TASK ITEM: If a line in the following entries contains the string "label", it counts toward the total; report only that total.

-- -- --

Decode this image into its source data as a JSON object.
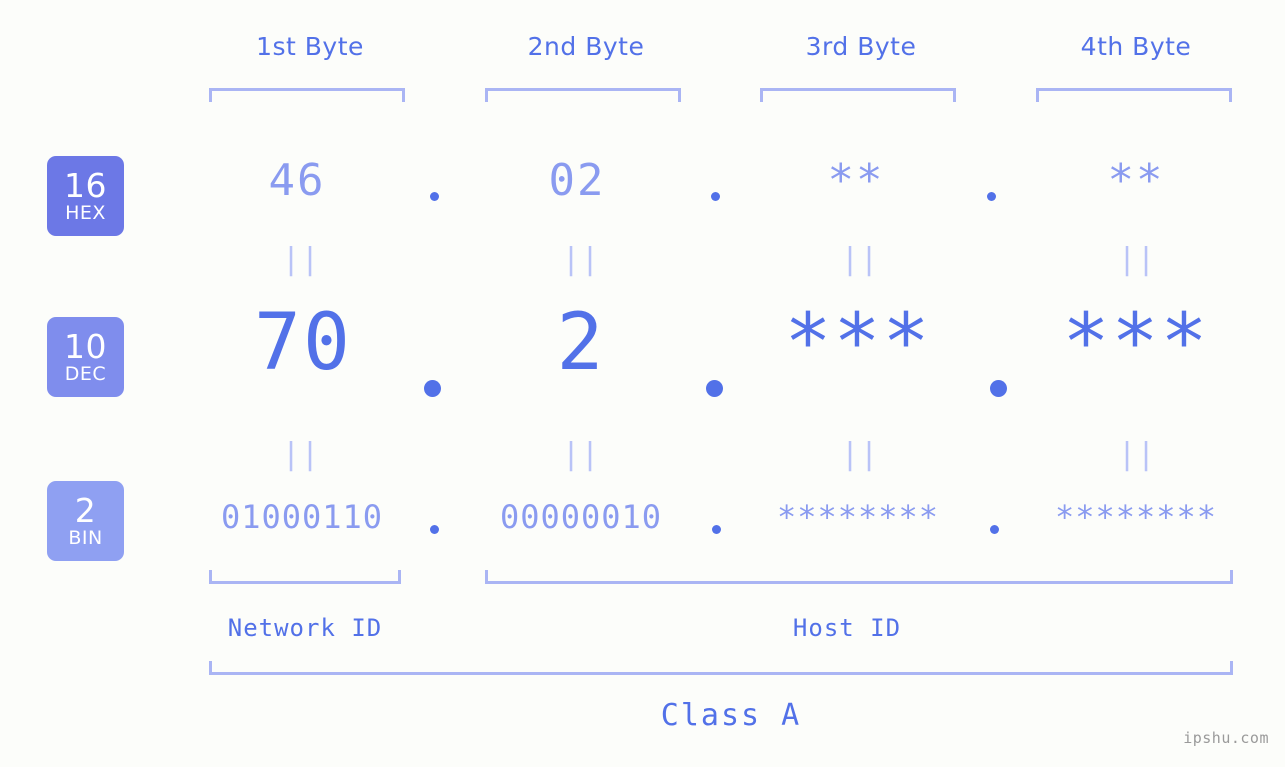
{
  "watermark": "ipshu.com",
  "byte_headers": [
    {
      "label": "1st Byte"
    },
    {
      "label": "2nd Byte"
    },
    {
      "label": "3rd Byte"
    },
    {
      "label": "4th Byte"
    }
  ],
  "bases": [
    {
      "num": "16",
      "name": "HEX",
      "color": "#6c78e6"
    },
    {
      "num": "10",
      "name": "DEC",
      "color": "#7f8ded"
    },
    {
      "num": "2",
      "name": "BIN",
      "color": "#8fa0f2"
    }
  ],
  "rows": {
    "hex": {
      "bytes": [
        "46",
        "02",
        "**",
        "**"
      ]
    },
    "dec": {
      "bytes": [
        "70",
        "2",
        "***",
        "***"
      ]
    },
    "bin": {
      "bytes": [
        "01000110",
        "00000010",
        "********",
        "********"
      ]
    }
  },
  "separators": {
    "dot": ".",
    "equals": "||"
  },
  "sections": {
    "network_id": "Network ID",
    "host_id": "Host ID",
    "class": "Class A"
  },
  "colors": {
    "background": "#fcfdfa",
    "accent_strong": "#5271e8",
    "accent_light": "#8a9bf0",
    "bracket": "#aab5f4",
    "equals": "#b9c3f7"
  }
}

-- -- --

SOLUTION TO THIS PROBLEM: 4